Meet Salima Ali
Hometown: Ozone Park, New York
Spotlight on Mental Health and Wellness
Promoting the health and well-being of all students is foundational for academic and life success. The Student Mental Health Collective works to advocate peer-to-peer discussion in the support and enhancement of student well-being, and reduce the stigma of mental illness.
As part of this discussion, SMHC is speaking to students from across campus to share experiences and helpful tips that support fellow Cornellians and fosters community around collective mental health on campus. This month, we highlight Building Resilience.
What does resilience mean to you?
I (wrongfully) used to think resilience meant nonstop grinding until I accomplished everything that people would deem as impressive. As I look back on my time at Cornell, I realize how resilient I am is not defined by how other people perceive me, but resilience is about how I handle the things that I personally think is important. Resilience is not about bouncing back from hardships in the fastest way possible, but it's about doing it in the healthiest ways possible.
When I think about times I've been resilient, it has not been the times where I've reacted the fastest to an obstacle, but it's been the times where I evaluate situations to see how I've been personally affected and thinking about what are the best possible solutions to ensure that I'm prioritizing the things that make me happy and ensure that my actions are positively benefiting the people around me as well.
How was transitioning to Cornell during your first year? What advice would you give yourself?
When people think about what the first year at college is like, there is a romanticized idea that freshman year will be one of the funnest times of your life. People associate freshman year with exploring new things, learning about yourself, making new friends and endless fun. And don't get me wrong, freshmen year was a great time, but there is a stigma around discussing how hard it is transitioning your freshman year. No one really talks about how stressful it is going from a phase in your life where everything is very structured and you're always following a routine that's been laid out for you to a phase in your life when you're given so much autonomy over your actions and what your every day schedule looks like.
It's especially worse that when you're trying to figure everything you and you look around and it seems like everyone has their life figured out, but you. If I could go back in time and talk to young freshman Salima, I would tell her to take a deep breath because as cheesy at it seems, everything ill work out. I would tell her that she does not have to jump into everything head first, but it's okay to take life in bite size pieces. I would also remind her that her happiness should always come first.
How do you take care of yourself and your mental health?
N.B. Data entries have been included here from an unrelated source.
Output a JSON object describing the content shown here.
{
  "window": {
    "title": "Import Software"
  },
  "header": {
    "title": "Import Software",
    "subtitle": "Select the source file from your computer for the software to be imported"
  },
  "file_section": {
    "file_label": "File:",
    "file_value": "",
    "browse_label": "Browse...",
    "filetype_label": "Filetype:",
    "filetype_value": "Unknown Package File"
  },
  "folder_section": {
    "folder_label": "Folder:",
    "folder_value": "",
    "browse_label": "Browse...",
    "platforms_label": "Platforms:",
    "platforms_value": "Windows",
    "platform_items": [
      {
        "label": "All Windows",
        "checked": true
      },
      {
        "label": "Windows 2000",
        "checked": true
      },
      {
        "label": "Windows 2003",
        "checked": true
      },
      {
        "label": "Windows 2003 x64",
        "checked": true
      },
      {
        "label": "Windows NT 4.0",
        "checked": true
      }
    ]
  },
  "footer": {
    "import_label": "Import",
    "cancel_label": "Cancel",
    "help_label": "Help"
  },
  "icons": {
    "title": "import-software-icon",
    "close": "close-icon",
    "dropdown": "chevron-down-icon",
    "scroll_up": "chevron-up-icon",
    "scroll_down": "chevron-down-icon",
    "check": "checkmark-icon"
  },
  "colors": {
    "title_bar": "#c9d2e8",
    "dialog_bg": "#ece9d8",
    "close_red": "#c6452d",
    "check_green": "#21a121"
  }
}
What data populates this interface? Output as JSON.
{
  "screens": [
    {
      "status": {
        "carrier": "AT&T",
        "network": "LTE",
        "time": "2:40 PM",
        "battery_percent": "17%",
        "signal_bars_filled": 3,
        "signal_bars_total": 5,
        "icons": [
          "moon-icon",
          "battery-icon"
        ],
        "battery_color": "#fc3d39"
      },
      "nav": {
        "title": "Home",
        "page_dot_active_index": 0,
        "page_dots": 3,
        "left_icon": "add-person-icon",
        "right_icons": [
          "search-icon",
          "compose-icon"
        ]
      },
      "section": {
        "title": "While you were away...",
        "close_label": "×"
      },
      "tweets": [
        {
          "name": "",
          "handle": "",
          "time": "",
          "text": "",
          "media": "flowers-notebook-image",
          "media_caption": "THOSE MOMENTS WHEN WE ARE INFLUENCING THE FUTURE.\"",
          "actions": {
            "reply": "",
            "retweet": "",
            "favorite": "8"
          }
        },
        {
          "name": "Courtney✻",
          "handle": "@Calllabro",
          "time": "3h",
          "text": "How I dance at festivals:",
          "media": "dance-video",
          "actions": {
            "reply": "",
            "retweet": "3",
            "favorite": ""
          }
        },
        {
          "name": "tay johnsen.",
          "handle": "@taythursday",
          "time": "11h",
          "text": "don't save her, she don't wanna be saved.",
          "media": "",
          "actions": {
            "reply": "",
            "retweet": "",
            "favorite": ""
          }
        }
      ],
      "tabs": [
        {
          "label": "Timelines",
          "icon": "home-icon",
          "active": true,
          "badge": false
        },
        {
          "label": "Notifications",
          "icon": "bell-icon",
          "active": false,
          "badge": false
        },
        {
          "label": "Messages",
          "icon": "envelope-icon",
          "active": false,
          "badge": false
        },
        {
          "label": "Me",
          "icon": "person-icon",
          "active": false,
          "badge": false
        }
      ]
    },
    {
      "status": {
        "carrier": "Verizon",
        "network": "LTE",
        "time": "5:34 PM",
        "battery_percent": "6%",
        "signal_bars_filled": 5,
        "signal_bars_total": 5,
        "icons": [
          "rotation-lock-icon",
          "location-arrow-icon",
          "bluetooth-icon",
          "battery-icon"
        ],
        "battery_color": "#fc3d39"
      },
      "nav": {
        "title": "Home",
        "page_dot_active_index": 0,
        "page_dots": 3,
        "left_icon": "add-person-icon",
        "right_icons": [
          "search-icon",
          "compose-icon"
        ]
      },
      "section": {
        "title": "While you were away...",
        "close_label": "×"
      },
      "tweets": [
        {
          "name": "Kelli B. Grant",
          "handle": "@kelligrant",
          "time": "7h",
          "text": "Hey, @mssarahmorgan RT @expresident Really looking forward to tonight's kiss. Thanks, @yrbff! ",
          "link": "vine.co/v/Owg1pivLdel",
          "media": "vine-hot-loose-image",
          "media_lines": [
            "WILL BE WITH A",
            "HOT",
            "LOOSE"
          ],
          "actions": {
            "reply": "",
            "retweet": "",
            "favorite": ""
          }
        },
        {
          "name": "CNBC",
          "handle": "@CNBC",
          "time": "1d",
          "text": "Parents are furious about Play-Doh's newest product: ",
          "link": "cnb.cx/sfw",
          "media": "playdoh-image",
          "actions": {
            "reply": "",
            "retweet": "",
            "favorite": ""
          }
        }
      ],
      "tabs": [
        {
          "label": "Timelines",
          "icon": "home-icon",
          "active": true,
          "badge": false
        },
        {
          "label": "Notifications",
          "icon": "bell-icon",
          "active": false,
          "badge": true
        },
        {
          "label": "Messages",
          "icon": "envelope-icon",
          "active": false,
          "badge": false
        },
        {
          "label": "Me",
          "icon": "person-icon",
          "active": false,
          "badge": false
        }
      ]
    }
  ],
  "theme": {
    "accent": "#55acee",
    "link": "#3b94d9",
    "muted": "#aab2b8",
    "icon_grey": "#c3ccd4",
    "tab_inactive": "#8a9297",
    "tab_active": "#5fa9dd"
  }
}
To take care of myself and mental health, I always have my schedule organized so there's me-time set aside. It's really important to me to have time dedicated to myself where I can just unplug. There's no shame in going to Jansen's and buying a bag of Cheetos after a long day and watching New Girl on Netflix. It's really important to set aside time to recharge.
What clubs are you involved in?
Kappa Alpha Pi Pre-Law Fraternity (President), Social Enterprise Group at Cornell (Co-President), Cornell Welcomes Refugees (Co-President), Caribbean Students' Association (Director of Programming), ILR Peer Mentor Lead, ILR Admissions Ambassador, ILR Student Government Association (Secretary)
What’s your favorite spot-on campus or place to hang out with friends?
This series was developed on recommendations from Cornell's Mental Health Review.
A wide range of supportive resources are available at mentalhealth.cornell.edu for students in need. An Ithaca-based Crisisline is available at 607-272-1616. Students in need of professional mental health support can call Counseling and Psychological Services (CAPS) at 607-255-5155 and employees can call the Faculty and Staff Assistance Program (FSAP) at 607-255-2673.